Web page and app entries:
______________________________
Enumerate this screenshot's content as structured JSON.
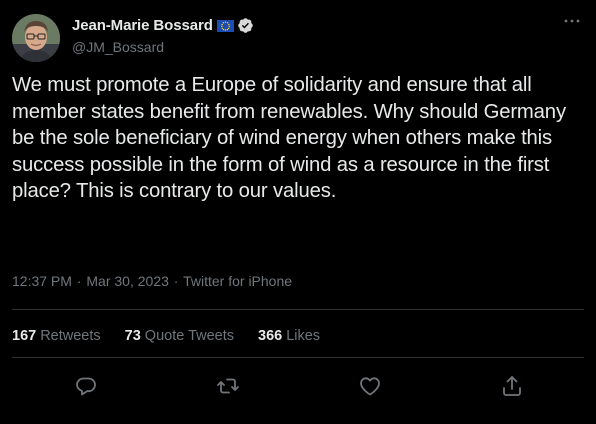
{
  "author": {
    "display_name": "Jean-Marie Bossard",
    "handle": "@JM_Bossard",
    "flag_icon": "eu-flag-icon",
    "verified_icon": "verified-badge-icon"
  },
  "tweet": {
    "text": "We must promote a Europe of solidarity and ensure that all member states benefit from renewables. Why should Germany be the sole beneficiary of wind energy when others make this success possible in the form of wind as a resource in the first place? This is contrary to our values.",
    "time": "12:37 PM",
    "date": "Mar 30, 2023",
    "source": "Twitter for iPhone",
    "separator": "·"
  },
  "stats": {
    "retweets": {
      "count": "167",
      "label": "Retweets"
    },
    "quote_tweets": {
      "count": "73",
      "label": "Quote Tweets"
    },
    "likes": {
      "count": "366",
      "label": "Likes"
    }
  },
  "actions": [
    "reply-icon",
    "retweet-icon",
    "like-icon",
    "share-icon"
  ],
  "colors": {
    "background": "#000000",
    "text_primary": "#e7e9ea",
    "text_secondary": "#71767b",
    "divider": "#2f3336"
  }
}
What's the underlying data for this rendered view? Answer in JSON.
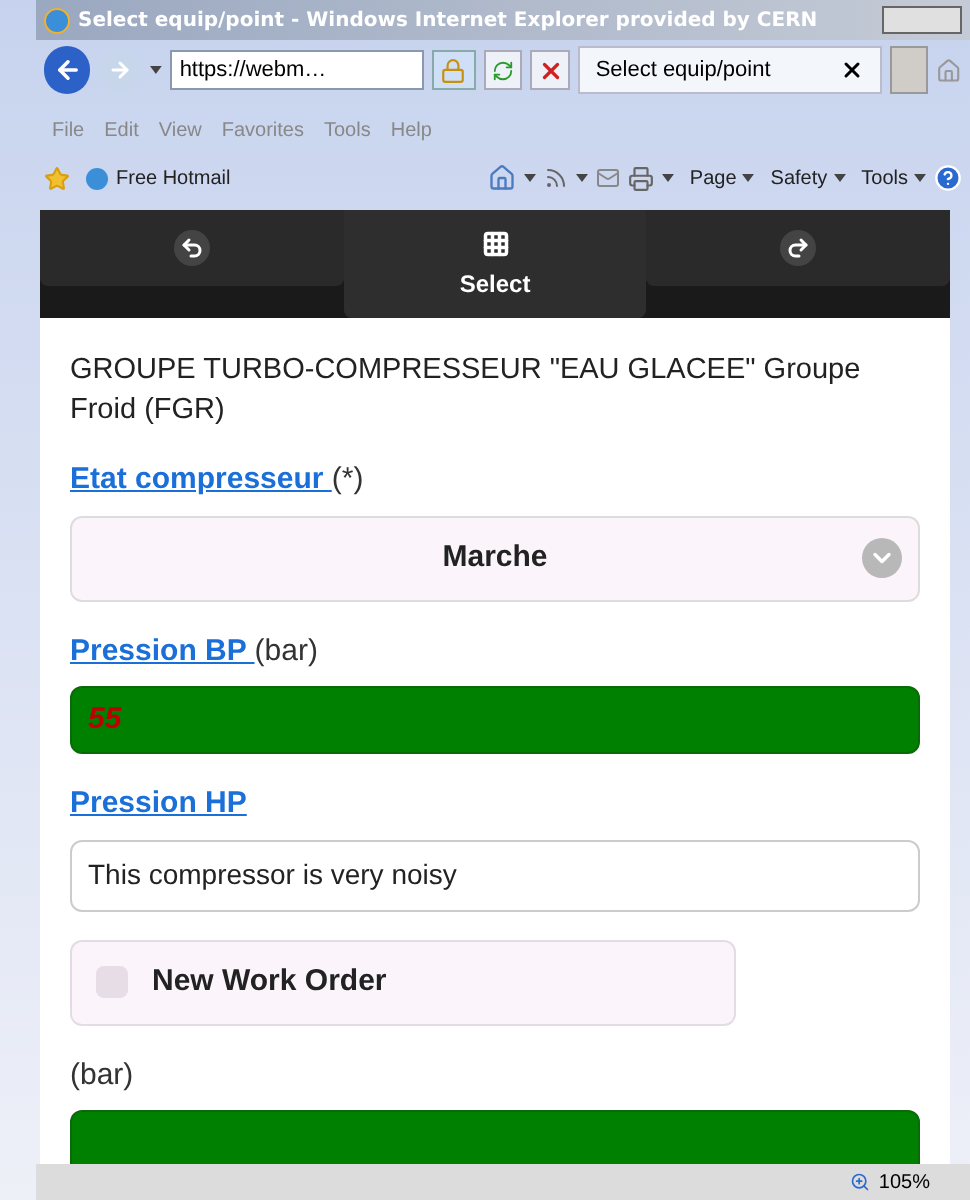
{
  "window": {
    "title": "Select equip/point - Windows Internet Explorer provided by CERN"
  },
  "address_bar": {
    "value": "https://webm…"
  },
  "tab": {
    "title": "Select equip/point"
  },
  "menu": [
    "File",
    "Edit",
    "View",
    "Favorites",
    "Tools",
    "Help"
  ],
  "favorites": [
    {
      "label": "Free Hotmail"
    }
  ],
  "command_bar": [
    "Page",
    "Safety",
    "Tools"
  ],
  "nav": [
    {
      "kind": "back",
      "selected": false
    },
    {
      "kind": "select",
      "label": "Select",
      "selected": true
    },
    {
      "kind": "forward",
      "selected": false
    }
  ],
  "page_title": "GROUPE TURBO-COMPRESSEUR \"EAU GLACEE\" Groupe Froid (FGR)",
  "fields": [
    {
      "kind": "select",
      "label": "Etat compresseur ",
      "suffix": "(*)",
      "value": "Marche"
    },
    {
      "kind": "number",
      "label": "Pression BP ",
      "suffix": "(bar)",
      "value": "55",
      "color": "#008000"
    },
    {
      "kind": "text",
      "label": "Pression HP",
      "value": "This compressor is very noisy"
    },
    {
      "kind": "checkbox",
      "label": "New Work Order",
      "checked": false
    },
    {
      "kind": "number",
      "suffix": "(bar)",
      "color": "#008000"
    }
  ],
  "status_bar": {
    "zoom": "105%"
  }
}
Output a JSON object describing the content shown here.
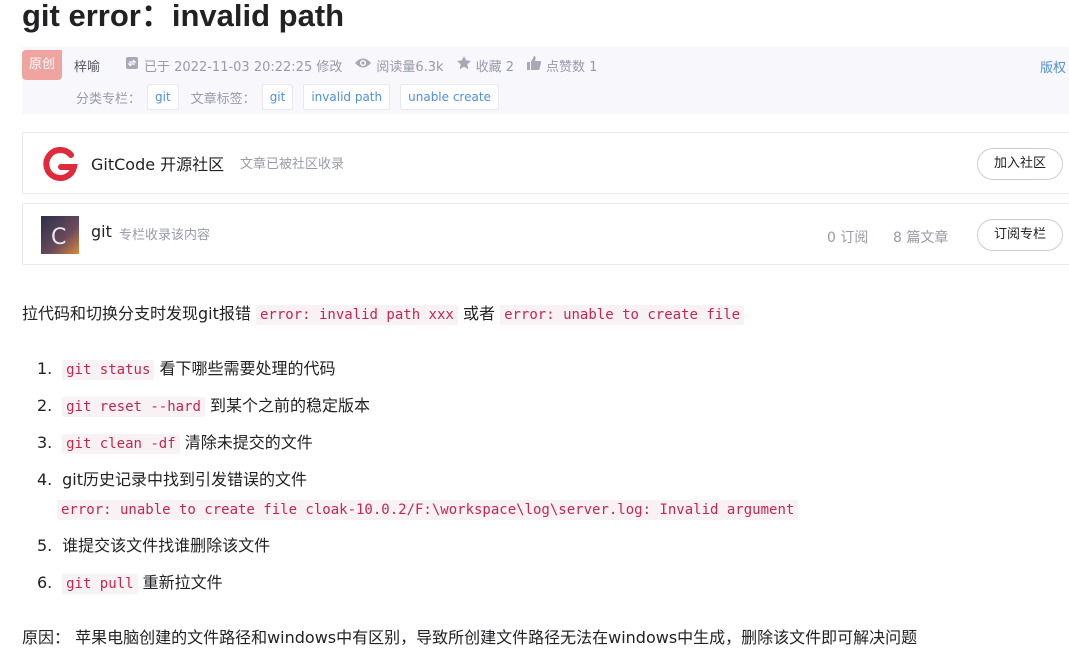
{
  "article": {
    "title": "git error：invalid path"
  },
  "meta": {
    "badge": "原创",
    "author": "梓喻",
    "updated": "已于 2022-11-03 20:22:25 修改",
    "views": "阅读量6.3k",
    "favorites": "收藏 2",
    "likes": "点赞数 1",
    "copyright": "版权",
    "column_label": "分类专栏：",
    "column_tag": "git",
    "tags_label": "文章标签：",
    "tags": [
      "git",
      "invalid path",
      "unable create"
    ]
  },
  "community_card": {
    "name": "GitCode 开源社区",
    "subtitle": "文章已被社区收录",
    "button": "加入社区"
  },
  "column_card": {
    "name": "git",
    "subtitle": "专栏收录该内容",
    "subscribers": "0 订阅",
    "articles": "8 篇文章",
    "button": "订阅专栏"
  },
  "body": {
    "intro_text": "拉代码和切换分支时发现git报错",
    "intro_code1": "error: invalid path xxx",
    "intro_or": "或者",
    "intro_code2": "error: unable to create file",
    "steps": [
      {
        "num": "1.",
        "code": "git status",
        "text": "看下哪些需要处理的代码"
      },
      {
        "num": "2.",
        "code": "git reset --hard",
        "text": "到某个之前的稳定版本"
      },
      {
        "num": "3.",
        "code": "git clean -df",
        "text": "清除未提交的文件"
      },
      {
        "num": "4.",
        "text": "git历史记录中找到引发错误的文件",
        "code": "error: unable to create file cloak-10.0.2/F:\\workspace\\log\\server.log: Invalid argument"
      },
      {
        "num": "5.",
        "text": "谁提交该文件找谁删除该文件"
      },
      {
        "num": "6.",
        "code": "git pull",
        "text": "重新拉文件"
      }
    ],
    "reason": "原因： 苹果电脑创建的文件路径和windows中有区别，导致所创建文件路径无法在windows中生成，删除该文件即可解决问题"
  },
  "colors": {
    "badge_bg": "#f0a4a0",
    "link": "#4e8fde",
    "code_text": "#c7254e",
    "code_bg": "#f9f2f4",
    "gitcode_red": "#e0293b"
  },
  "icons": [
    "update-icon",
    "eye-icon",
    "star-icon",
    "thumb-up-icon",
    "gitcode-logo",
    "column-cover"
  ]
}
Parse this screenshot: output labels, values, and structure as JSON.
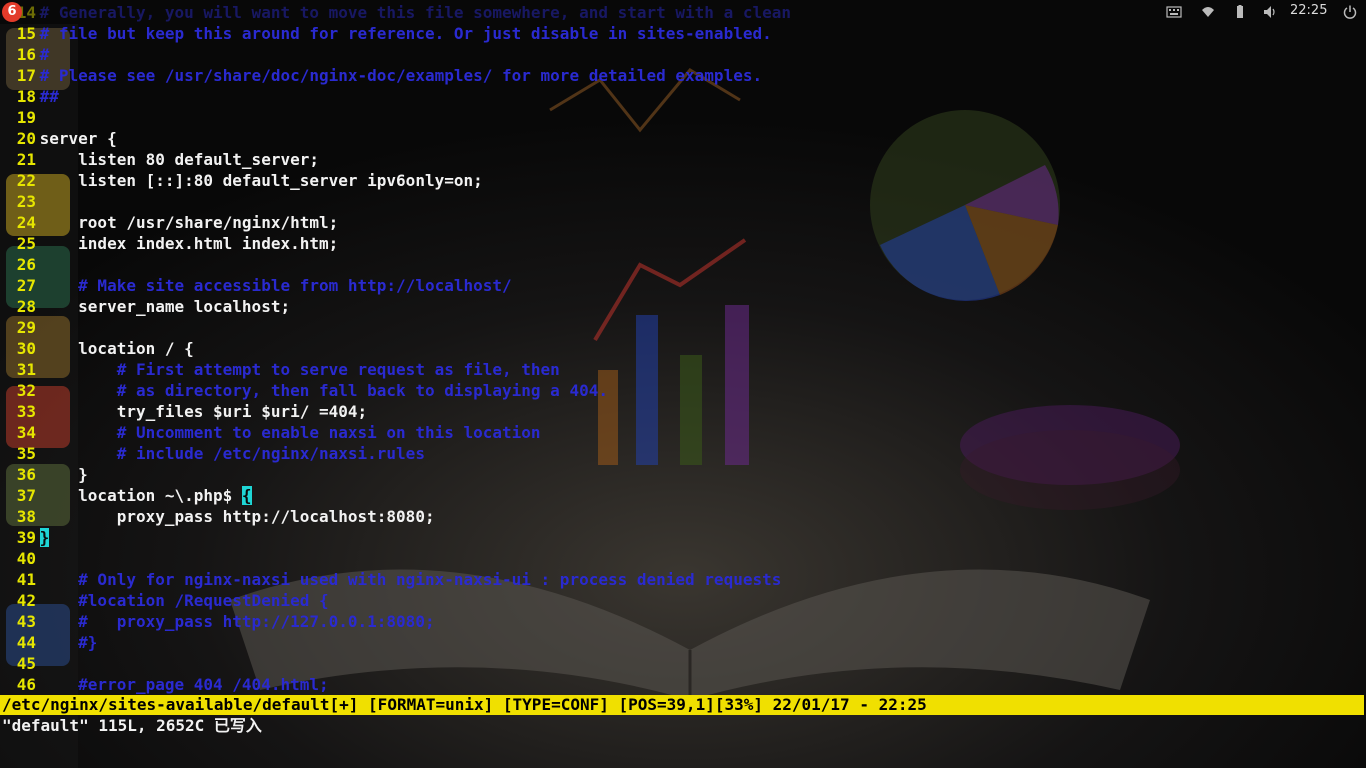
{
  "panel": {
    "clock": "22:25",
    "tray_icons": [
      "keyboard-icon",
      "wifi-icon",
      "battery-icon",
      "volume-icon",
      "power-icon"
    ]
  },
  "launcher": {
    "items": [
      "files",
      "chrome",
      "atom",
      "sublime-text",
      "netease-music",
      "book-reader",
      "workspace"
    ]
  },
  "editor": {
    "lines": [
      {
        "n": "14",
        "t": "# Generally, you will want to move this file somewhere, and start with a clean",
        "k": "comment"
      },
      {
        "n": "15",
        "t": "# file but keep this around for reference. Or just disable in sites-enabled.",
        "k": "comment"
      },
      {
        "n": "16",
        "t": "#",
        "k": "comment"
      },
      {
        "n": "17",
        "t": "# Please see /usr/share/doc/nginx-doc/examples/ for more detailed examples.",
        "k": "comment"
      },
      {
        "n": "18",
        "t": "##",
        "k": "comment"
      },
      {
        "n": "19",
        "t": "",
        "k": "code"
      },
      {
        "n": "20",
        "t": "server {",
        "k": "code"
      },
      {
        "n": "21",
        "t": "    listen 80 default_server;",
        "k": "code"
      },
      {
        "n": "22",
        "t": "    listen [::]:80 default_server ipv6only=on;",
        "k": "code"
      },
      {
        "n": "23",
        "t": "",
        "k": "code"
      },
      {
        "n": "24",
        "t": "    root /usr/share/nginx/html;",
        "k": "code"
      },
      {
        "n": "25",
        "t": "    index index.html index.htm;",
        "k": "code"
      },
      {
        "n": "26",
        "t": "",
        "k": "code"
      },
      {
        "n": "27",
        "t": "    # Make site accessible from http://localhost/",
        "k": "comment"
      },
      {
        "n": "28",
        "t": "    server_name localhost;",
        "k": "code"
      },
      {
        "n": "29",
        "t": "",
        "k": "code"
      },
      {
        "n": "30",
        "t": "    location / {",
        "k": "code"
      },
      {
        "n": "31",
        "t": "        # First attempt to serve request as file, then",
        "k": "comment"
      },
      {
        "n": "32",
        "t": "        # as directory, then fall back to displaying a 404.",
        "k": "comment"
      },
      {
        "n": "33",
        "t": "        try_files $uri $uri/ =404;",
        "k": "code"
      },
      {
        "n": "34",
        "t": "        # Uncomment to enable naxsi on this location",
        "k": "comment"
      },
      {
        "n": "35",
        "t": "        # include /etc/nginx/naxsi.rules",
        "k": "comment"
      },
      {
        "n": "36",
        "t": "    }",
        "k": "code"
      },
      {
        "n": "37",
        "t": "    location ~\\.php$ ",
        "k": "code",
        "brace": "{"
      },
      {
        "n": "38",
        "t": "        proxy_pass http://localhost:8080;",
        "k": "code"
      },
      {
        "n": "39",
        "t": "",
        "k": "code",
        "brace": "}"
      },
      {
        "n": "40",
        "t": "",
        "k": "code"
      },
      {
        "n": "41",
        "t": "    # Only for nginx-naxsi used with nginx-naxsi-ui : process denied requests",
        "k": "comment"
      },
      {
        "n": "42",
        "t": "    #location /RequestDenied {",
        "k": "comment"
      },
      {
        "n": "43",
        "t": "    #   proxy_pass http://127.0.0.1:8080;",
        "k": "comment"
      },
      {
        "n": "44",
        "t": "    #}",
        "k": "comment"
      },
      {
        "n": "45",
        "t": "",
        "k": "code"
      },
      {
        "n": "46",
        "t": "    #error_page 404 /404.html;",
        "k": "comment"
      }
    ]
  },
  "statusline": {
    "text": "/etc/nginx/sites-available/default[+] [FORMAT=unix] [TYPE=CONF] [POS=39,1][33%] 22/01/17 - 22:25"
  },
  "cmdline": {
    "text": "\"default\" 115L, 2652C 已写入"
  },
  "colors": {
    "line_numbers": "#e6e600",
    "comment": "#2a2ad0",
    "statusline_bg": "#f0e000",
    "cursor": "#1fd6d6"
  }
}
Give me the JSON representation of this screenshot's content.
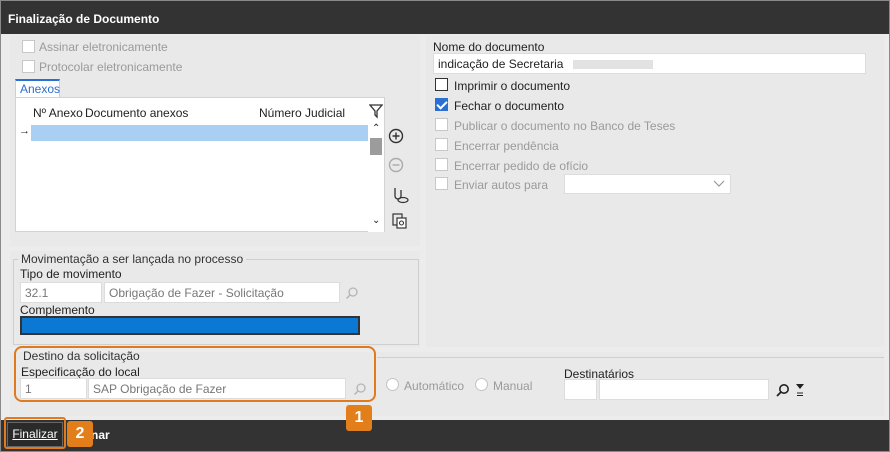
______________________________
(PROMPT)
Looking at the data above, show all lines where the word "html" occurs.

(TASK RESPONSE)
        "t": "    root /usr/share/nginx/html;",
        "t": "    index index.html index.htm;",
        "t": "    #error_page 404 /404.html;",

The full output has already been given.